As I sit in my small apartment, I am overwhelmed with the thought of being a victim of Parkinson’s Disease. I always had a sneaking suspicion that I would get it; it’s not just my extreme paranoia— it’s the way the disease runs in my family. My Grandfather was one of its earliest victims and my more recent memories of my father, slowly succumbing to its persistent effects, haunt me.
I’ve grown an unbearable sense of dread as I keep noticing the slow movements in my hands, my droopy face and my slowness of speech, day after day. My friends tell me I’m being overly dramatic, but deep down I know that I am now going through what my family has gone through since two generations before me.
My life has already taken a significant step back since my diagnosis. My hobbies, writing and playing drums, have been taken away from me. My hands shake and become misaligned with little control over them. I struggle to express my thoughts in writing with my rapidly declining cognitive abilities. I can’t help but feel angry and frustrated with a disease that has taken away so much from me.

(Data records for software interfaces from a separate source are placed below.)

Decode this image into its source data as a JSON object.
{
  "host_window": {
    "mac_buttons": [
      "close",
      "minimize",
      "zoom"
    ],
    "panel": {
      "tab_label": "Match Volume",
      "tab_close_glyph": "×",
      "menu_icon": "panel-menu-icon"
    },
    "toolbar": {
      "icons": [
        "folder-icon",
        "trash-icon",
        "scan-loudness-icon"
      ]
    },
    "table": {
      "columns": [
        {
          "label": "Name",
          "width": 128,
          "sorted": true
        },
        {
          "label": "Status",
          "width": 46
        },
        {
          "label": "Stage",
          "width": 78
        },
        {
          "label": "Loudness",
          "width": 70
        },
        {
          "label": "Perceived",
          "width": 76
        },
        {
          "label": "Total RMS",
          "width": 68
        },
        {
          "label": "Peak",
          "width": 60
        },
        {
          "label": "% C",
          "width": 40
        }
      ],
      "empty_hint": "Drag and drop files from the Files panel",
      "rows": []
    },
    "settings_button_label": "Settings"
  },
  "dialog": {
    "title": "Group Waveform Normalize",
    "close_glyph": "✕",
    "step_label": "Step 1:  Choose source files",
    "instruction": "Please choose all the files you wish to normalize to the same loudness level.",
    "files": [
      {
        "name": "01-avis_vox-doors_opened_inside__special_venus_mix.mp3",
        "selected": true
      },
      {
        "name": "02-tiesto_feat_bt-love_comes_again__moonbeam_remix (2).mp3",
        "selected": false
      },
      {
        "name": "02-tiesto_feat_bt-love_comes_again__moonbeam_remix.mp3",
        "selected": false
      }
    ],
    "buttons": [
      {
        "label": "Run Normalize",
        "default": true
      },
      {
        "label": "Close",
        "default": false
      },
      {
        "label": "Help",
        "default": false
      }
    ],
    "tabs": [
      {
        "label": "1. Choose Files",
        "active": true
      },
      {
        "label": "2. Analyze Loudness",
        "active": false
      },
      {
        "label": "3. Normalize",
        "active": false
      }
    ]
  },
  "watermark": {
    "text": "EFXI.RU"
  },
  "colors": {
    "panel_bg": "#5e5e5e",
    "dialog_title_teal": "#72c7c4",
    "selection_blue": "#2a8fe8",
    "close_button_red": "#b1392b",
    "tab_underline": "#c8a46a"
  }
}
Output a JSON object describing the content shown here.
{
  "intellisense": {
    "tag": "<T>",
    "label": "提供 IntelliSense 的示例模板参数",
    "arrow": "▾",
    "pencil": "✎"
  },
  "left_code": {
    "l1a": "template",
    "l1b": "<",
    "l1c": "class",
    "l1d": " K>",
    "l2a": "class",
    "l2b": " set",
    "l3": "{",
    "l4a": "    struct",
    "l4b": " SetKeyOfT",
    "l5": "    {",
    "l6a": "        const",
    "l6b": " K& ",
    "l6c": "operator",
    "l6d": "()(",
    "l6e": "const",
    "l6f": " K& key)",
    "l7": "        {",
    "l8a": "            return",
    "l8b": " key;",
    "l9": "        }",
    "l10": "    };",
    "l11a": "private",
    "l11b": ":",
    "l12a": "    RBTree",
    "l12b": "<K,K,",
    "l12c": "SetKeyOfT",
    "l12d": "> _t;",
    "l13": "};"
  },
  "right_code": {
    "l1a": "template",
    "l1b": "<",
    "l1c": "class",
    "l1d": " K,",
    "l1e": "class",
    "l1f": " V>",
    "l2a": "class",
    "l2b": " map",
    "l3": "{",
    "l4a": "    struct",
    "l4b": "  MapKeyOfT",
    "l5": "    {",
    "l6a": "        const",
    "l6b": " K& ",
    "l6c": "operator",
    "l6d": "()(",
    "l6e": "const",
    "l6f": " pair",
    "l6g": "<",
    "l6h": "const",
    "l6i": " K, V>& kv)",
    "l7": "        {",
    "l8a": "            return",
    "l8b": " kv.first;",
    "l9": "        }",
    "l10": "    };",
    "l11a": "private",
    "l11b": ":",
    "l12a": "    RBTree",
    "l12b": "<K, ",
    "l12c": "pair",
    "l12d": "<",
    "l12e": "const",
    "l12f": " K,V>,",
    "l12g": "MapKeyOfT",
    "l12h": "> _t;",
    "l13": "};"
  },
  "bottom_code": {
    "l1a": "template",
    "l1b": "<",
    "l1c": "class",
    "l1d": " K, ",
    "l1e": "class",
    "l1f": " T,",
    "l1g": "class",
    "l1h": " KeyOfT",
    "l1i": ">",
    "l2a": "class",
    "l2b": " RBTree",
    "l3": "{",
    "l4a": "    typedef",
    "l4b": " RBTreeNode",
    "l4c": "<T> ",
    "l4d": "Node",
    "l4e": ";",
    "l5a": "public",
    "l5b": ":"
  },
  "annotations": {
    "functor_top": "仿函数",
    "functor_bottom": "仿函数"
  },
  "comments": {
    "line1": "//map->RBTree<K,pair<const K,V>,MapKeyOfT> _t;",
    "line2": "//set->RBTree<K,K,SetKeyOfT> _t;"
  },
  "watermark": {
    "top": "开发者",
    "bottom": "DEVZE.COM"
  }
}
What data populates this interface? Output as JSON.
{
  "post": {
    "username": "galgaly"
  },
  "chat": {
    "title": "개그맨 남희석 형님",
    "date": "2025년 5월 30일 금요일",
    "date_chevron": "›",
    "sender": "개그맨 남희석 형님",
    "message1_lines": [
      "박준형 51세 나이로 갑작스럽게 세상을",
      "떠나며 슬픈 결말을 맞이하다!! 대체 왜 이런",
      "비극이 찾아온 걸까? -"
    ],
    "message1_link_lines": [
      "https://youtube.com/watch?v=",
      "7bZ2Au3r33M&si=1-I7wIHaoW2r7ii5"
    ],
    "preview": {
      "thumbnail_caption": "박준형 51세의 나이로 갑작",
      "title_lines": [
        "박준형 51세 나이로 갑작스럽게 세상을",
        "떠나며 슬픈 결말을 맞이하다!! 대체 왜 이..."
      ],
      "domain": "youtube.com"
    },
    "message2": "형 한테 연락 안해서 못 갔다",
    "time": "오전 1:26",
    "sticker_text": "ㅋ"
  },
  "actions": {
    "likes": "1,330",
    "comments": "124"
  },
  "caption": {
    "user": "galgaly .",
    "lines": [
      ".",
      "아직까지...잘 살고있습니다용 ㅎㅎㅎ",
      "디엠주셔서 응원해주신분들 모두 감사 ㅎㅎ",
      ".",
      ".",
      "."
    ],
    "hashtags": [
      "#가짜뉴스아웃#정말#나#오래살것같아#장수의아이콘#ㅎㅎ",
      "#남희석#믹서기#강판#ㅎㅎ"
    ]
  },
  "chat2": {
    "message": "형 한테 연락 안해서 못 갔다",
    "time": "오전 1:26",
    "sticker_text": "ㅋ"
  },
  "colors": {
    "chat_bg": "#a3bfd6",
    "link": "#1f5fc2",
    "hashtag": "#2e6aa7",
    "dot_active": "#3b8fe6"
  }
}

I had hoped for a better future, but all signs point to an inevitable fate. I have grown to accept my disease, but finding solace in it has been an insurmountable challenge. Despite my best efforts to stay positive, I know that things will only get worse from here. From a vibrant life to the unknown future, Parkinson’s has upturned my world and I am now a prisoner of its effects.